When I write a blog post, article, or book, I often do it in a coffee shop (American - not Dutch).  Over the last several weeks, while i was actually trying to concentrate on what I was writing, I realized how much confidential information is openly discussed over coffee.  Among the surprisingly loud discussions going on nearby, I overheard the sales strategies for a pharmaceutical company, costing information for an instrument manufacturer, and exploration plans for a major gas producer.  Fortunately for these companies, I believe spying is unethical, and I wasn't really paying attention anyway, but there is no guarantee that any of the other people sitting near me felt the same way.

It's a shame that we've gotten to the point where some companies would rather steal information than compete on the merits of their business strategies, but this is the reality of the world in which we live.  People really need to be more aware of what they are talking about over a cup of coffee - especially when the foccee shop is near the workplace.

So for your own protection, please use coffee shops for discussions about personal topics, complaints about your boss, or politics, but keep confidential information where it belongs: behind closed doors.

Monday, March 1, 2010

Whole Grains and Happy Employees

With all the recent news about layoffs, plant shutdowns, and product recalls, it's refreshing to hear a positive story from the world of business.  Bob Moore, the 81 year-old founder of Bob's Red Mill, an Oregon-based producer of whole grains and related products, announced last week that he is turning the company over to the employees. [Story]
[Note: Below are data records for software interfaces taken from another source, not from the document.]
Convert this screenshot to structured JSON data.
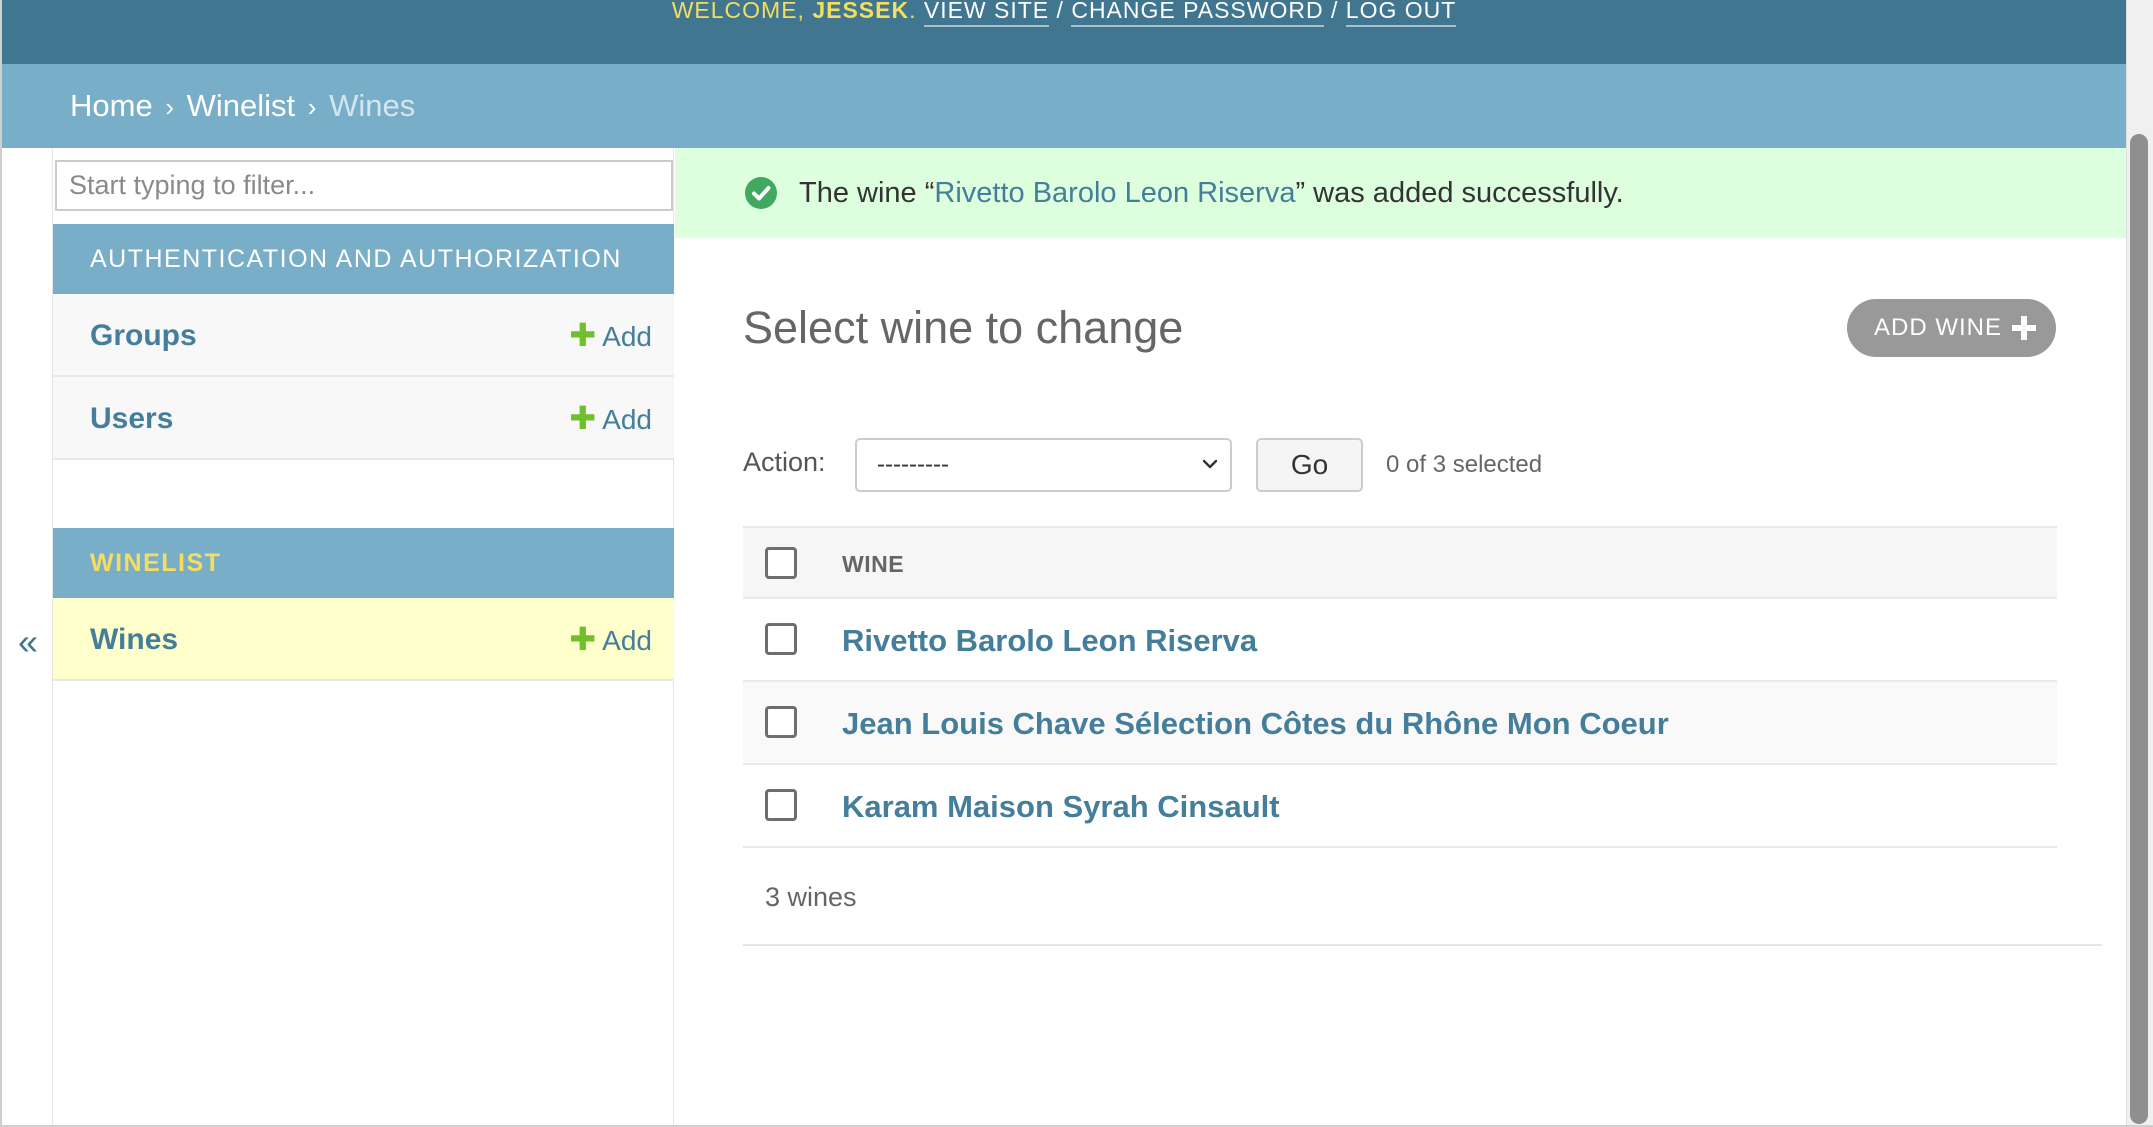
{
  "header": {
    "welcome_label": "WELCOME,",
    "username": "JESSEK",
    "period": ".",
    "view_site": "VIEW SITE",
    "change_password": "CHANGE PASSWORD",
    "log_out": "LOG OUT",
    "separator": "/"
  },
  "breadcrumbs": {
    "home": "Home",
    "app": "Winelist",
    "current": "Wines",
    "separator": "›"
  },
  "sidebar": {
    "toggle_label": "«",
    "filter_placeholder": "Start typing to filter...",
    "modules": [
      {
        "caption": "AUTHENTICATION AND AUTHORIZATION",
        "models": [
          {
            "name": "Groups",
            "add": "Add"
          },
          {
            "name": "Users",
            "add": "Add"
          }
        ]
      },
      {
        "caption": "WINELIST",
        "models": [
          {
            "name": "Wines",
            "add": "Add"
          }
        ]
      }
    ]
  },
  "message": {
    "prefix": "The wine “",
    "link": "Rivetto Barolo Leon Riserva",
    "suffix": "” was added successfully."
  },
  "main": {
    "title": "Select wine to change",
    "add_button": "ADD WINE",
    "action_label": "Action:",
    "action_selected": "---------",
    "go_button": "Go",
    "counter": "0 of 3 selected",
    "column_header": "WINE",
    "rows": [
      "Rivetto Barolo Leon Riserva",
      "Jean Louis Chave Sélection Côtes du Rhône Mon Coeur",
      "Karam Maison Syrah Cinsault"
    ],
    "paginator": "3 wines"
  },
  "colors": {
    "header_bg": "#417690",
    "breadcrumb_bg": "#79aec8",
    "success_bg": "#ddffdd",
    "link": "#447e9b",
    "current_model_bg": "#ffffcc",
    "add_plus": "#70bf2b"
  }
}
Apparently, Moore felt that the only way to maintain the focus that has made the company successful over the years was to give it to the employees rather than sell it to outsiders.  He credits his success to a commitment to customers and employees and does not want that to change - even when he is no longer running the company.

Employees Really Are an Asset

Many companies talk about the value of employees, but with this decision, Moore has shown that he truly believes it.  My initial thought when I read the story was how the employees must have responded when they heard that their contributions and efforts had been recognized.  After further thought, however, my guess is that they already knew that they were valued and this was just another example of the type of culture Moore has created for the company.

We all need to learn from Bob Moore.  People can do amazing things, but only if the company's leaders remove the barriers that interfere with motivation and action.  This is not a difficult concept, but it cannot happen if the leaders do not truly value the company's employees.  If respect for people is not part of the fundamental makeup of the leader, efforts to create a positive culture that motivates people will require continual effort and will never be fully achieved.  And you do not need to give the company to the employees to make it happen.  People know when they're appreciated - rewards are part of the equation, but money does not appeal to a person's intrinsic motivation.  Appreciation, being heard, having control over the work, and contributing to something worthwhile are the things that really contribute to motivation.

I've bought Bob's Red Mill grains for many years because I like their products.  From now on, though, I'll be thinking about how the product I'm buying was developed and produced directly by the company's owners.